The Swallowhead Springs, opposite Silbury Hill are thought of as the start of the River Kennet. The river usually flows year round from Fyflield downstream to the market town of Marlborough, but in exceptionally dry years such as the 2011/12 drought the entire river upstream from Marlborough has been known to dry up.
Anecdotal evidence suggests that the upper reaches of the River Kennet dry more frequently since water abstraction began, and modelling by Action for the River Kennet (ARK) shows that the river dries more frequently as a result of water abstraction. The Environment Agency are currently reviewing this evidence.
The water body fails to meet Good Ecological status. During 2012/13 drought the upper Kennet dried up completely and many fish died. To help fish populations to recover, the main barriers to fish migration at Mildenhall (Durnsford Mill), Marlborough (Town Mill and Coopers Meadow) and Manton (Preshute House Weir) have been removed or modified by projects run by Action for the River Kennet.
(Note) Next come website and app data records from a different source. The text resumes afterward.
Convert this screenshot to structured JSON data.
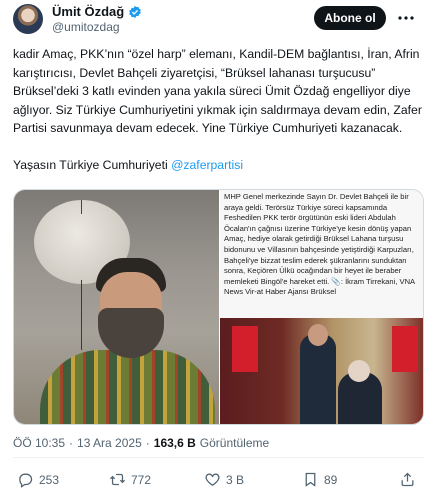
{
  "author": {
    "display_name": "Ümit Özdağ",
    "handle": "@umitozdag"
  },
  "header": {
    "follow_label": "Abone ol"
  },
  "tweet": {
    "paragraph1": "kadir Amaç, PKK’nın “özel harp” elemanı, Kandil-DEM bağlantısı, İran, Afrin karıştırıcısı, Devlet Bahçeli ziyaretçisi, “Brüksel lahanası turşucusu” Brüksel’deki  3 katlı evinden yana yakıla süreci Ümit Özdağ engelliyor diye ağlıyor. Siz Türkiye Cumhuriyetini yıkmak için saldırmaya devam edin, Zafer Partisi savunmaya devam edecek. Yine Türkiye Cumhuriyeti kazanacak.",
    "paragraph2_text": "Yaşasın Türkiye Cumhuriyeti",
    "paragraph2_mention": "@zaferpartisi"
  },
  "media": {
    "caption": "MHP Genel merkezinde Sayın Dr. Devlet Bahçeli ile bir araya geldi. Terörsüz Türkiye süreci kapsamında Feshedilen PKK terör örgütünün eski lideri Abdulah Öcalan'ın çağnısı üzerine Türkiye'ye kesin dönüş yapan Amaç, hediye olarak getirdiği Brüksel Lahana turşusu bidonunu ve Villasının bahçesinde yetiştirdiği Karpuzları, Bahçeli'ye bizzat teslim ederek şükranlarını sunduktan sonra, Keçiören Ülkü ocağından bir heyet ile beraber memleketi Bingöl'e hareket etti. 📎: İkram Tirrekani, VNA News Vir-at Haber Ajansı Brüksel"
  },
  "meta": {
    "time": "ÖÖ 10:35",
    "separator1": "·",
    "date": "13 Ara 2025",
    "separator2": "·",
    "views_count": "163,6 B",
    "views_label": "Görüntüleme"
  },
  "actions": {
    "replies": "253",
    "retweets": "772",
    "likes": "3 B",
    "bookmarks": "89"
  },
  "colors": {
    "accent": "#1d9bf0",
    "text": "#0f1419",
    "muted": "#536471",
    "button_bg": "#0f1419"
  }
}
In 2015 modifications to the Marlborough College Lakes and associated structures were identified as an important potential improvement which would benefit river water quality, fish migration and channel profile and dynamics. The project was reviewed by the Kennet Catchment Partnership in April 2018 and remains a priority for the upper Kennet if funding can be found.
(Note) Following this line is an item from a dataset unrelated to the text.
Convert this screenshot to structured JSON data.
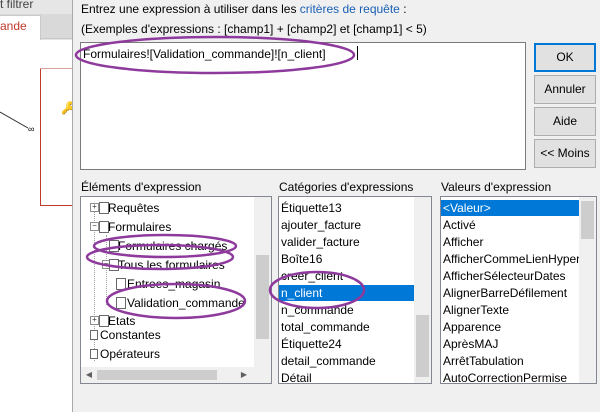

The River Og
The River Og flows into the Kennet just downstream of Marlborough. It is a small chalk stream with a healthy brown trout population.
The upper reaches of the Og are winterbournes, and in recent dry years the river has dried up so that only the last few hundred metres remain with any water at all.
Recent studies into the effect of water abstraction on the Og have proved that the abstraction regime needs to change to protect the river. As a result water abstraction from the Og borehole was reduced to zero from 2015 and an alternative water supply to Swindon has been completed by Thames Water.
There are opportunities to improve the habitat for wildlife, particularly on the lower Og, including channel modifications to restore natural channel profiles and dynamics. ARK completed a habitat restoration project on the lower reaches of the Og funded by the Catchment Restoration Fund.